Space Wolf


Space Wolf

Book 1 of the Space Wolf series

The saga of Ragnar Blackmane begins! From savage tribesman in the cold wastes of Fenris to superhuman warrior of the Space Wolves Chapter, this tale charts the beginnings of the Young Wolf, the birth of a hero of the Imperium.

It's a Black Library classic, and the start of a six-book series that delves into the early life of Ragnar Blackmane. Discover his past, his pack and the deeds that led him to glory and fame.

I’ve had an unhealthy attachment to the Space Wolves ever since I first saw them in battle (in White Dwarf 158 from 1993, fact fans!), so when I sat down to choose a Hall of Fame entry, the sons of Fenris sprang immediately to mind. But what to choose? Chris Wraight’s superb ‘Battle of the Fang’? Robbie MacNiven’s masterful work on ‘Legacy of Russ’? Or maybe Andy Smillie’s devilishly entertaining ‘Deathwolf’?

No, there was only one real choice, and it’s in the name: ‘Space Wolf’ by William King. One of Black Library’s earliest novels, ‘Space Wolf’ hails from a time when the Warhammer 40,000 canon was still fluid, and this novel goes a long way towards creating the feel of the Space Wolves as they are now.

It’s the story of a young Fenrisian tribesman, killed in battle and resurrected to join the Space Wolves. It’s about his tests and trials, his friendships and rivalries, his doubts and fears, and his eventual triumph. As young Ragnar (hmm, that name sounds familiar…) is granted the gifts of the Canis Helix, dons his armour and fights his first battle, the reader is immersed in the culture of Fenris in a way that I don’t think has ever been matched.

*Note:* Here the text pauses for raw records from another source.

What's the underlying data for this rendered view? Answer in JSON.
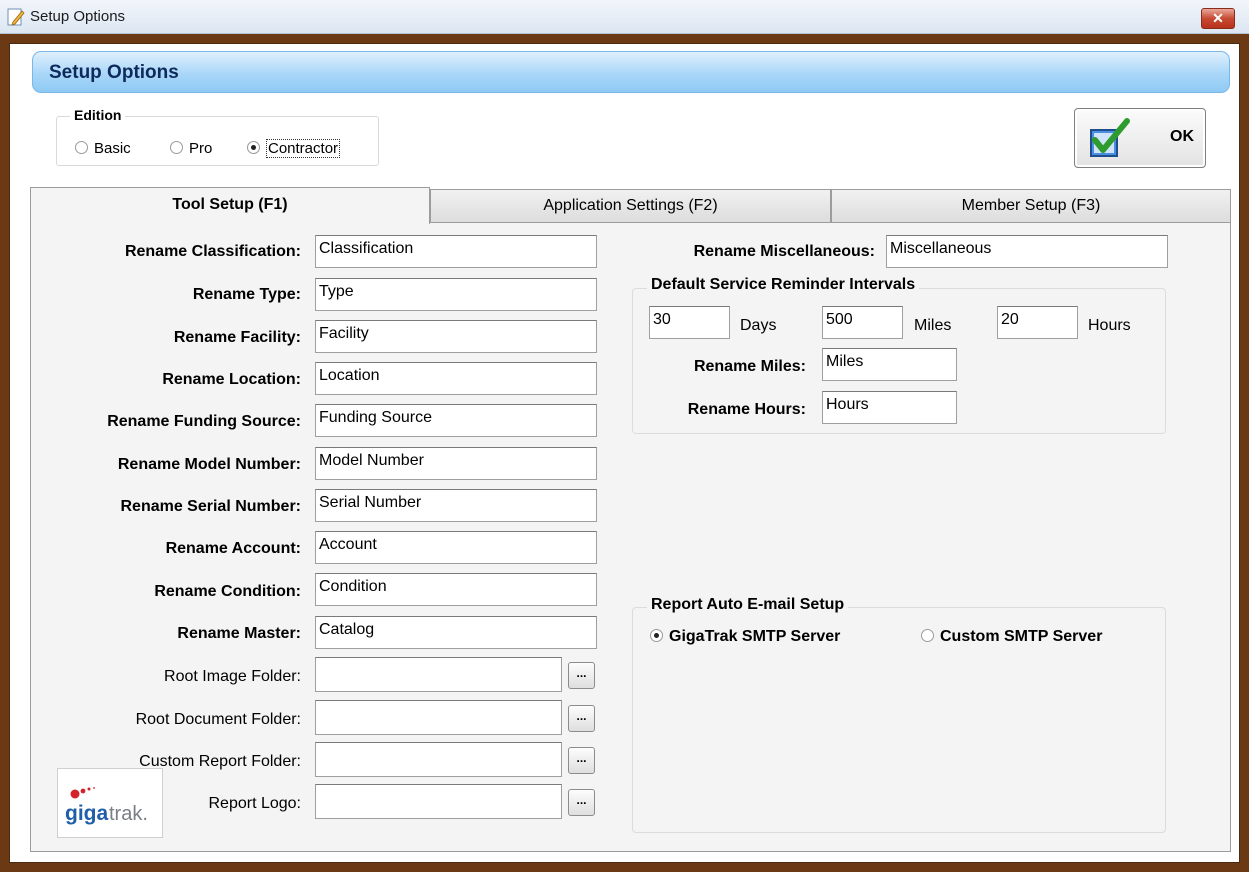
{
  "window": {
    "title": "Setup Options",
    "close_glyph": "✕"
  },
  "header": {
    "title": "Setup Options"
  },
  "edition": {
    "legend": "Edition",
    "options": [
      "Basic",
      "Pro",
      "Contractor"
    ],
    "selected": "Contractor"
  },
  "ok_button": {
    "label": "OK"
  },
  "tabs": [
    {
      "label": "Tool Setup (F1)",
      "active": true
    },
    {
      "label": "Application Settings (F2)",
      "active": false
    },
    {
      "label": "Member Setup (F3)",
      "active": false
    }
  ],
  "tool_setup": {
    "rename_fields": [
      {
        "label": "Rename Classification:",
        "value": "Classification"
      },
      {
        "label": "Rename Type:",
        "value": "Type"
      },
      {
        "label": "Rename Facility:",
        "value": "Facility"
      },
      {
        "label": "Rename Location:",
        "value": "Location"
      },
      {
        "label": "Rename Funding Source:",
        "value": "Funding Source"
      },
      {
        "label": "Rename Model Number:",
        "value": "Model Number"
      },
      {
        "label": "Rename Serial Number:",
        "value": "Serial Number"
      },
      {
        "label": "Rename Account:",
        "value": "Account"
      },
      {
        "label": "Rename Condition:",
        "value": "Condition"
      },
      {
        "label": "Rename Master:",
        "value": "Catalog"
      }
    ],
    "folder_fields": [
      {
        "label": "Root Image Folder:",
        "value": ""
      },
      {
        "label": "Root Document Folder:",
        "value": ""
      },
      {
        "label": "Custom Report Folder:",
        "value": ""
      },
      {
        "label": "Report Logo:",
        "value": ""
      }
    ],
    "browse_label": "...",
    "logo_text": {
      "giga": "giga",
      "trak": "trak."
    },
    "rename_miscellaneous": {
      "label": "Rename Miscellaneous:",
      "value": "Miscellaneous"
    },
    "service_intervals": {
      "legend": "Default Service Reminder Intervals",
      "days": {
        "value": "30",
        "unit": "Days"
      },
      "miles": {
        "value": "500",
        "unit": "Miles"
      },
      "hours": {
        "value": "20",
        "unit": "Hours"
      },
      "rename_miles": {
        "label": "Rename Miles:",
        "value": "Miles"
      },
      "rename_hours": {
        "label": "Rename Hours:",
        "value": "Hours"
      }
    },
    "email_setup": {
      "legend": "Report Auto E-mail Setup",
      "options": [
        "GigaTrak SMTP Server",
        "Custom SMTP Server"
      ],
      "selected": "GigaTrak SMTP Server"
    }
  },
  "colors": {
    "header_gradient_top": "#dff0fd",
    "header_gradient_bottom": "#8fcaf5",
    "window_frame": "#6b3a14",
    "panel_bg": "#f4f4f4",
    "logo_red": "#d2232a",
    "logo_blue": "#1f5fa8"
  }
}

King’s triumph in the novel is creating a Space Wolf who is very, very human and relatable. Ragnar’s worries ring true, because they are distorted reflections of the fears we all feel, about fitting in, about failing in our endeavours, about losing what makes us who we are. He is as much of an “everyman” as a Space Marine can be, giving the reader a way in to the transhuman psyche. As such, it’s just about a perfect introduction to Space Marines.

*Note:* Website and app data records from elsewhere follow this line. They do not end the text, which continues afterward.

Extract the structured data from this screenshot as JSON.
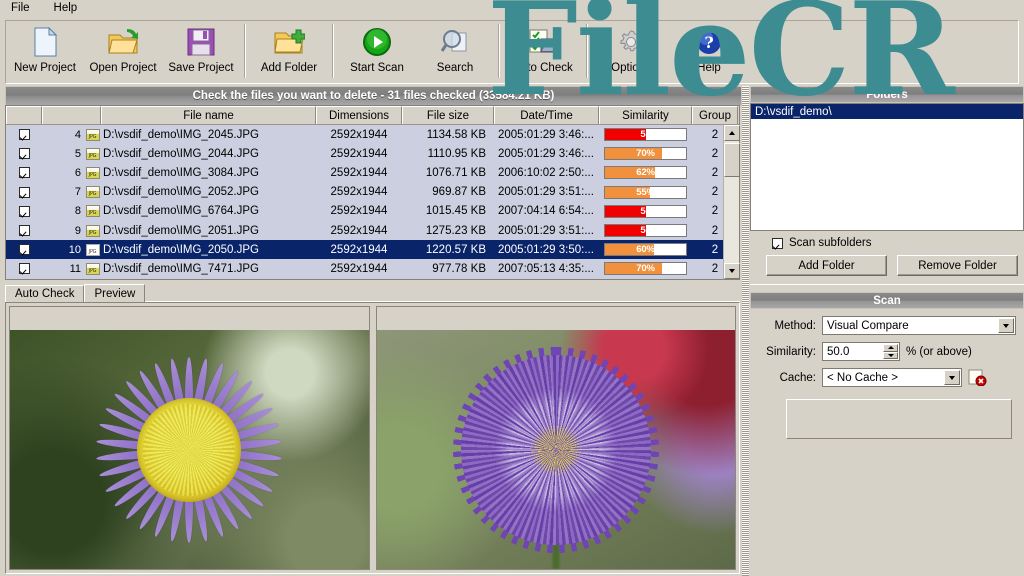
{
  "menu": {
    "items": [
      "File",
      "Help"
    ]
  },
  "toolbar": {
    "buttons": [
      {
        "label": "New Project",
        "icon": "new-document-icon"
      },
      {
        "label": "Open Project",
        "icon": "open-folder-icon"
      },
      {
        "label": "Save Project",
        "icon": "floppy-disk-icon"
      },
      {
        "label": "Add Folder",
        "icon": "add-folder-icon"
      },
      {
        "label": "Start Scan",
        "icon": "green-play-icon"
      },
      {
        "label": "Search",
        "icon": "magnifier-icon"
      },
      {
        "label": "Auto Check",
        "icon": "checklist-image-icon"
      },
      {
        "label": "Options",
        "icon": "gear-icon"
      },
      {
        "label": "Help",
        "icon": "blue-help-icon"
      }
    ]
  },
  "status": {
    "text": "Check the files you want to delete - 31 files checked (33584.21 KB)"
  },
  "file_list": {
    "columns": [
      "",
      "",
      "File name",
      "Dimensions",
      "File size",
      "Date/Time",
      "Similarity",
      "Group"
    ],
    "rows": [
      {
        "checked": true,
        "num": "4",
        "name": "D:\\vsdif_demo\\IMG_2045.JPG",
        "dimensions": "2592x1944",
        "size": "1134.58 KB",
        "date": "2005:01:29 3:46:...",
        "similarity": "51",
        "sim_pct": 51,
        "sim_color": "#f00000",
        "group": "2",
        "selected": false
      },
      {
        "checked": true,
        "num": "5",
        "name": "D:\\vsdif_demo\\IMG_2044.JPG",
        "dimensions": "2592x1944",
        "size": "1110.95 KB",
        "date": "2005:01:29 3:46:...",
        "similarity": "70%",
        "sim_pct": 70,
        "sim_color": "#f2913d",
        "group": "2",
        "selected": false
      },
      {
        "checked": true,
        "num": "6",
        "name": "D:\\vsdif_demo\\IMG_3084.JPG",
        "dimensions": "2592x1944",
        "size": "1076.71 KB",
        "date": "2006:10:02 2:50:...",
        "similarity": "62%",
        "sim_pct": 62,
        "sim_color": "#f2913d",
        "group": "2",
        "selected": false
      },
      {
        "checked": true,
        "num": "7",
        "name": "D:\\vsdif_demo\\IMG_2052.JPG",
        "dimensions": "2592x1944",
        "size": "969.87 KB",
        "date": "2005:01:29 3:51:...",
        "similarity": "55%",
        "sim_pct": 55,
        "sim_color": "#f2913d",
        "group": "2",
        "selected": false
      },
      {
        "checked": true,
        "num": "8",
        "name": "D:\\vsdif_demo\\IMG_6764.JPG",
        "dimensions": "2592x1944",
        "size": "1015.45 KB",
        "date": "2007:04:14 6:54:...",
        "similarity": "50",
        "sim_pct": 50,
        "sim_color": "#f00000",
        "group": "2",
        "selected": false
      },
      {
        "checked": true,
        "num": "9",
        "name": "D:\\vsdif_demo\\IMG_2051.JPG",
        "dimensions": "2592x1944",
        "size": "1275.23 KB",
        "date": "2005:01:29 3:51:...",
        "similarity": "50",
        "sim_pct": 50,
        "sim_color": "#f00000",
        "group": "2",
        "selected": false
      },
      {
        "checked": true,
        "num": "10",
        "name": "D:\\vsdif_demo\\IMG_2050.JPG",
        "dimensions": "2592x1944",
        "size": "1220.57 KB",
        "date": "2005:01:29 3:50:...",
        "similarity": "60%",
        "sim_pct": 60,
        "sim_color": "#f2913d",
        "group": "2",
        "selected": true
      },
      {
        "checked": true,
        "num": "11",
        "name": "D:\\vsdif_demo\\IMG_7471.JPG",
        "dimensions": "2592x1944",
        "size": "977.78 KB",
        "date": "2007:05:13 4:35:...",
        "similarity": "70%",
        "sim_pct": 70,
        "sim_color": "#f2913d",
        "group": "2",
        "selected": false
      }
    ]
  },
  "tabs": {
    "items": [
      "Auto Check",
      "Preview"
    ],
    "active": "Preview"
  },
  "previews": {
    "left": {
      "caption": "",
      "alt": "purple aster flower with yellow center"
    },
    "right": {
      "caption": "",
      "alt": "purple pompom aster flower"
    }
  },
  "folders_panel": {
    "title": "Folders",
    "items": [
      "D:\\vsdif_demo\\"
    ],
    "scan_subfolders_label": "Scan subfolders",
    "scan_subfolders_checked": true,
    "add_folder_label": "Add Folder",
    "remove_folder_label": "Remove Folder"
  },
  "scan_panel": {
    "title": "Scan",
    "method_label": "Method:",
    "method_value": "Visual Compare",
    "similarity_label": "Similarity:",
    "similarity_value": "50.0",
    "similarity_suffix": "% (or above)",
    "cache_label": "Cache:",
    "cache_value": "< No Cache >",
    "clear_cache_icon": "delete-cache-icon"
  },
  "watermark": {
    "text": "FileCR",
    "color": "#3d8c92"
  },
  "colors": {
    "face": "#d6d2c8",
    "selection": "#0a246a",
    "row": "#cbcfe0",
    "header_gradient_dark": "#7e7e7e",
    "bar_red": "#f00000",
    "bar_orange": "#f2913d"
  }
}
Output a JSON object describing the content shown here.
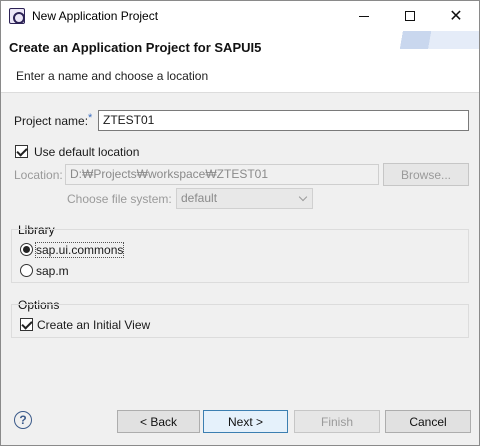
{
  "window": {
    "title": "New Application Project"
  },
  "header": {
    "title": "Create an Application Project for SAPUI5",
    "message": "Enter a name and choose a location"
  },
  "project": {
    "name_label": "Project name:",
    "required_marker": "*",
    "name_value": "ZTEST01",
    "use_default_label": "Use default location",
    "use_default_checked": true,
    "location_label": "Location:",
    "location_value": "D:₩Projects₩workspace₩ZTEST01",
    "browse_label": "Browse...",
    "file_system_label": "Choose file system:",
    "file_system_value": "default"
  },
  "library": {
    "legend": "Library",
    "options": [
      {
        "label": "sap.ui.commons",
        "selected": true
      },
      {
        "label": "sap.m",
        "selected": false
      }
    ]
  },
  "options": {
    "legend": "Options",
    "initial_view_label": "Create an Initial View",
    "initial_view_checked": true
  },
  "footer": {
    "help_glyph": "?",
    "back_label": "< Back",
    "next_label": "Next >",
    "finish_label": "Finish",
    "cancel_label": "Cancel"
  },
  "icons": {
    "app": "eclipse-icon",
    "help": "help-icon"
  }
}
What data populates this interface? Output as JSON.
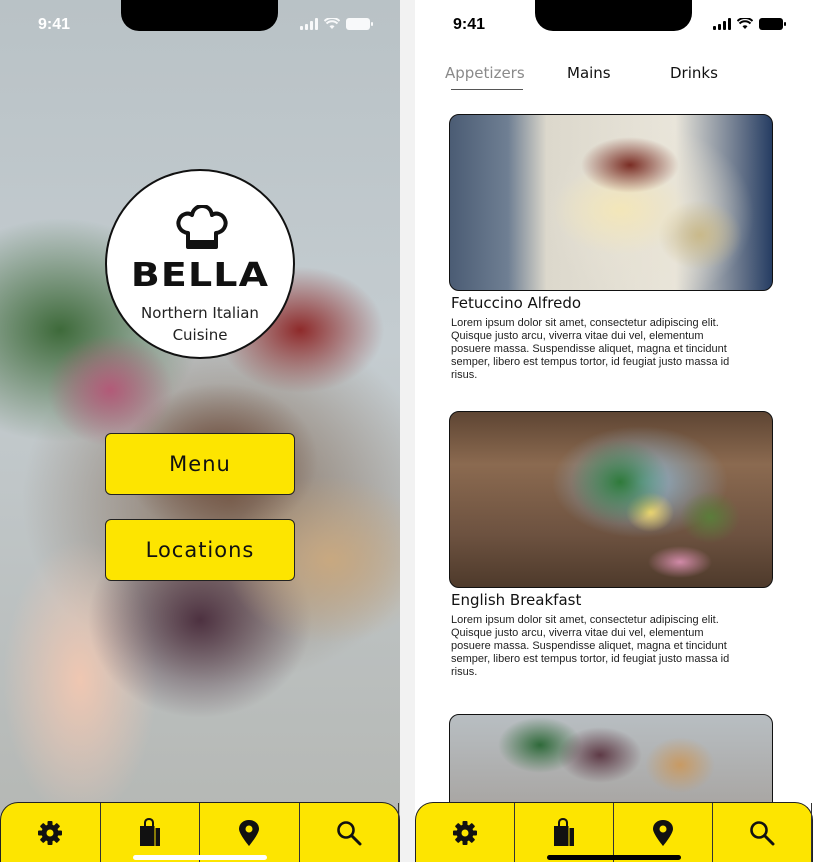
{
  "status_bar": {
    "time": "9:41"
  },
  "home": {
    "brand": "BELLA",
    "tagline_line1": "Northern Italian",
    "tagline_line2": "Cuisine",
    "menu_button": "Menu",
    "locations_button": "Locations"
  },
  "menu": {
    "tabs": [
      "Appetizers",
      "Mains",
      "Drinks"
    ],
    "active_tab": "Appetizers",
    "items": [
      {
        "title": "Fetuccino Alfredo",
        "description": "Lorem ipsum dolor sit amet, consectetur adipiscing elit. Quisque justo arcu, viverra vitae dui vel, elementum posuere massa. Suspendisse aliquet, magna et tincidunt semper, libero est tempus tortor, id feugiat justo massa id risus."
      },
      {
        "title": "English Breakfast",
        "description": "Lorem ipsum dolor sit amet, consectetur adipiscing elit. Quisque justo arcu, viverra vitae dui vel, elementum posuere massa. Suspendisse aliquet, magna et tincidunt semper, libero est tempus tortor, id feugiat justo massa id risus."
      }
    ]
  },
  "tabbar_icons": [
    "gear-icon",
    "shopping-bag-icon",
    "location-pin-icon",
    "search-icon"
  ],
  "colors": {
    "accent": "#fde500",
    "outline": "#222222"
  }
}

Of course, the novel is also filled with memorable action and other great characters as well. Who can forget Ragnar’s solo trek back to the Fang during the Test of Morkai (and the heartbreak that comes from it), or his first encounter with the Thousand Sons, or his rivalry with Strybjorn of the Grimskulls? Even though it’s been years since I read ‘Space Wolf’, I recall it all clearly. That said, it might just be time to download the eBook and start reading again…

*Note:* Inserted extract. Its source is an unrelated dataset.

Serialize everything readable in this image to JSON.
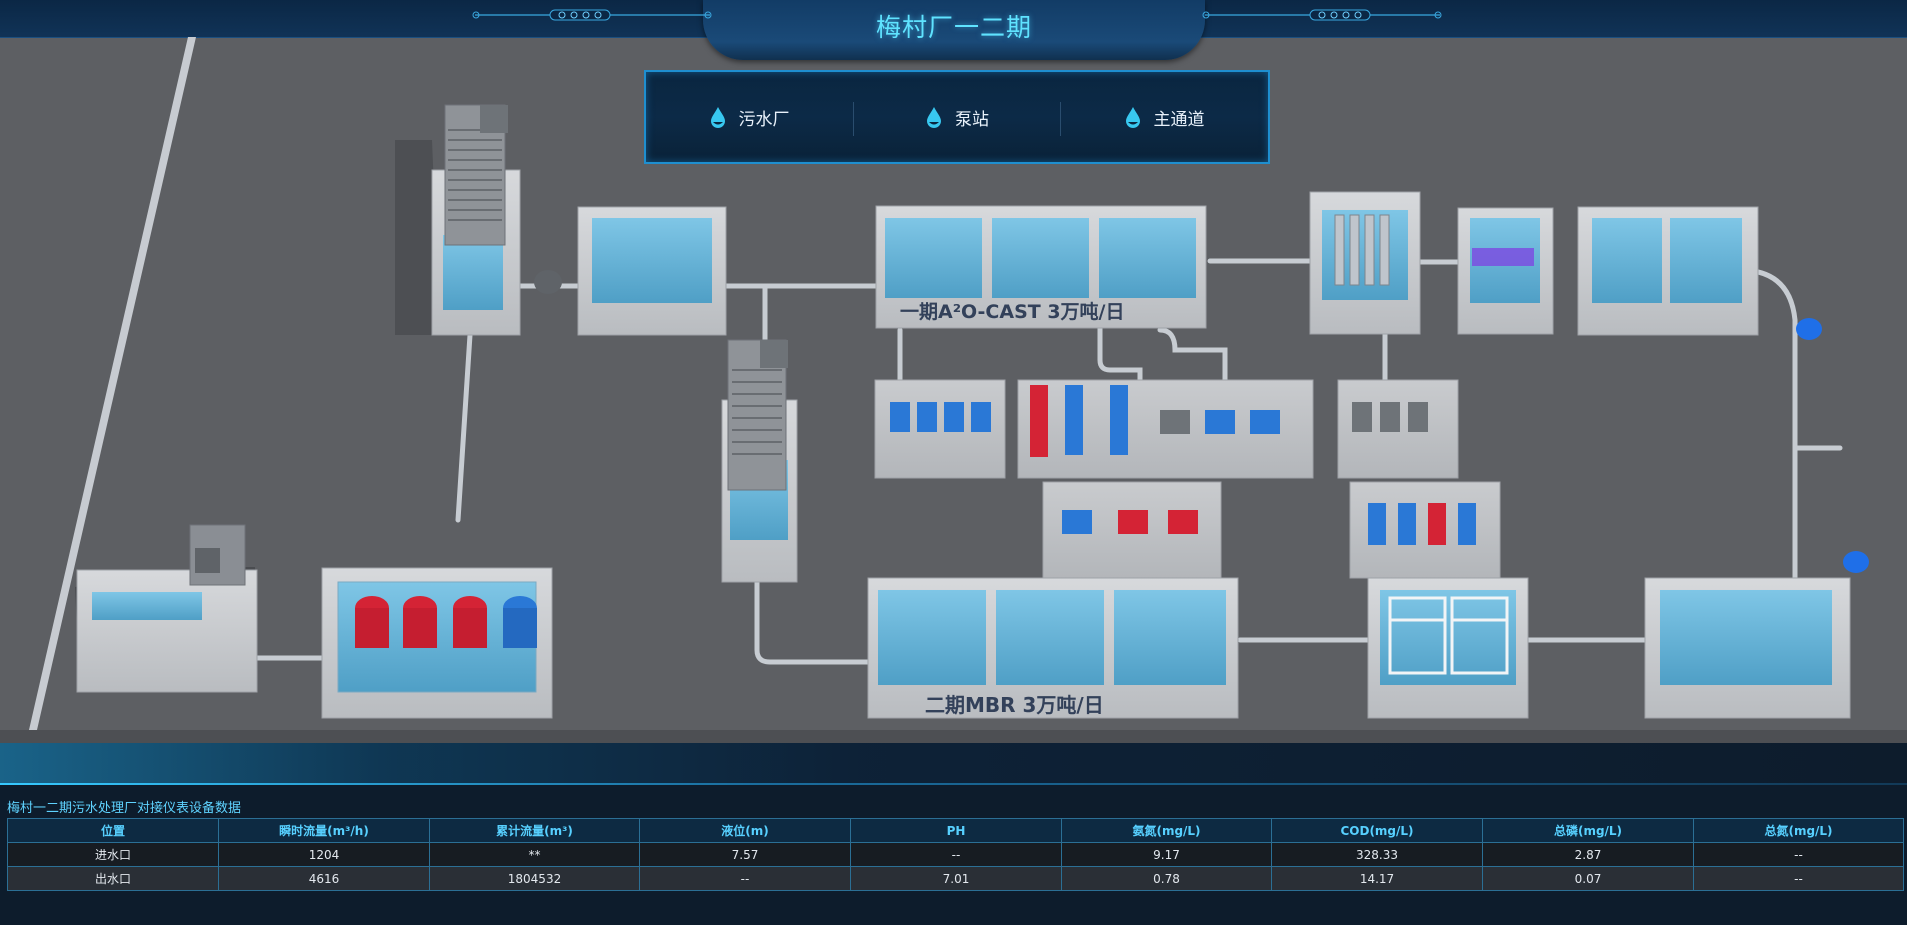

– Graeme Lyon

On the grim death-world of Fenris, the Space Wolves Chapter selects its aspirants from the best and brightest of the young tribesmen. Ragnar of the Thunderfist tribe finds his life changed forever when he is chosen. After being revived from a savage death on the battlefield, Ragnar is recruited into the fearsome Space Wolves Chapter. He is then thrown into a galactic war against the dark forces of Chaos. However, the implanting of the Canis Helix unleashes his primal instincts and Ragnar must fight to control the beast within him.

Written by William King